Artie's Delicatessen derives its name from famed restaurateur Artie Cutler, whose family realized his dream of opening a 1930s Jewish-style delicatessen packed with traditional favorites such as tongue, potato pancakes, and cheese blintzes. Two diners peruse the menu for traditional favorite dinner entrees, such as:
Passersby may feel compelled to stop outside of Stargate Restaurant because, well, there's a stop sign hanging from the storefront. Sort of. Upon closer inspection, the crimson octagon doesn't actually say "STOP," but instead frames a stylized knife and fork, beckoning people to come inside and eat. Those who follow the sign's suggestion are rewarded with an extensive eight-page menu, which begins with a bounty of breakfasts that includes everything from omelets to waffles.
In the afternoon, patrons explore wraps, 14 different burgers, malts, and housemade soups. Dinner entrees are a bit more elegant, with steak and seafood dishes. Or, patrons can stick to breakfast items, which, like the worst dance teams, are served all day.
For more than 85 years, Lexington Candy Shop has been comforting palates with old-fashioned eats, such as burgers, sandwiches, and ice-cream floats. Guests can belly up to the retro counter or grab a table, then select either two sandwiches from more than 20 basic options or two burgers prepared with 100% Black Angus beef from more than 15 burger configurations. Settle incisor indecision by landing them in a jumbo mozzarella-bacon burger ($10.75), a jumbo Lexington butter burger ($9.50), or veggie-friendly garden burger with cheese and a degree in horticulture ($8.25). If it's not the burger's day, try a classic liverwurst ($5.95) or fresh-sliced turkey sandwich ($11.95) before quenching dessert thirst with tasty ice-cream floats made with Bassetts Ice Cream of Philadelphia and available in root beer, Coke, Cherry Coke, Sprite, or ginger ale, or malted or frosted milkshakes ($7.50, each).
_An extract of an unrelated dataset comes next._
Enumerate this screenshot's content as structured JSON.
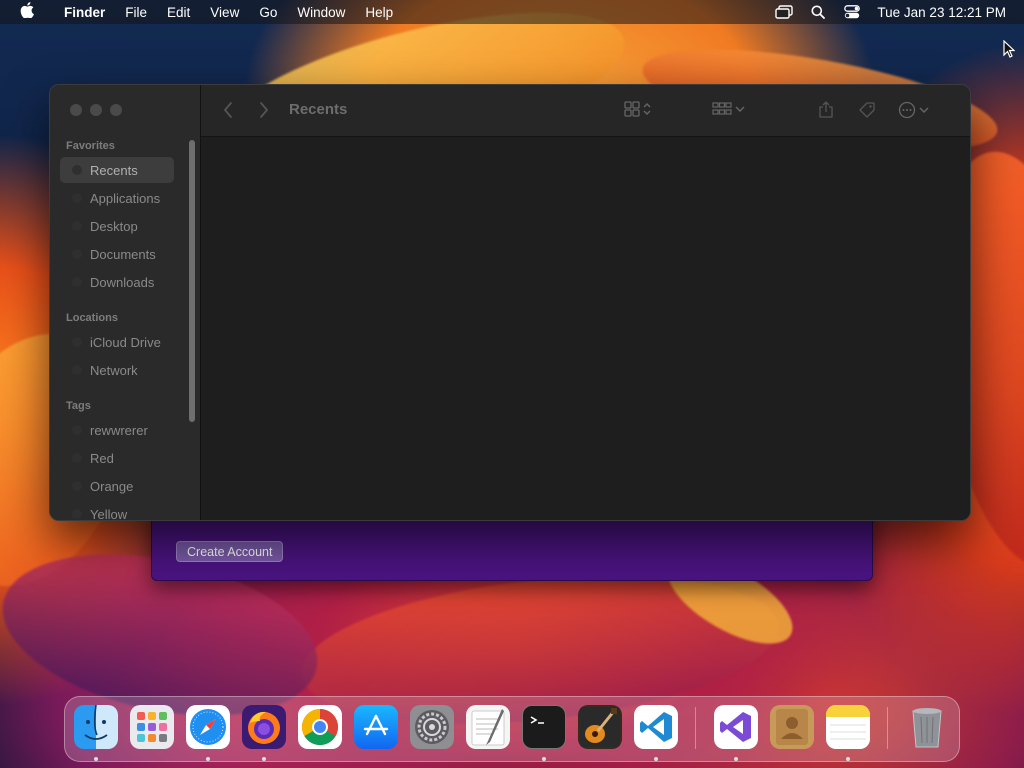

Dishing out classic, American comfort fare in retro diner fashion, the upbeat servers at EJ's charm tables with classic sandwiches, salads, and breakfast plates. Build a burger via EJ's new menu of pattied palate pleasers. The 8-ounce certified Angus beef burger is a meat paperweight adorned with ringed red onions, pickles, lettuce, and slaw or french fries (a $10 value). Diners can appease bovine BFFs by opting for an 8-ounce freshly ground chicken patty (a $9.50 value) or a jumbo veggie burger, which, though smaller than a frisbee, comes slathered with guacamole and layers of tomatoes and sprouts (a $10 value).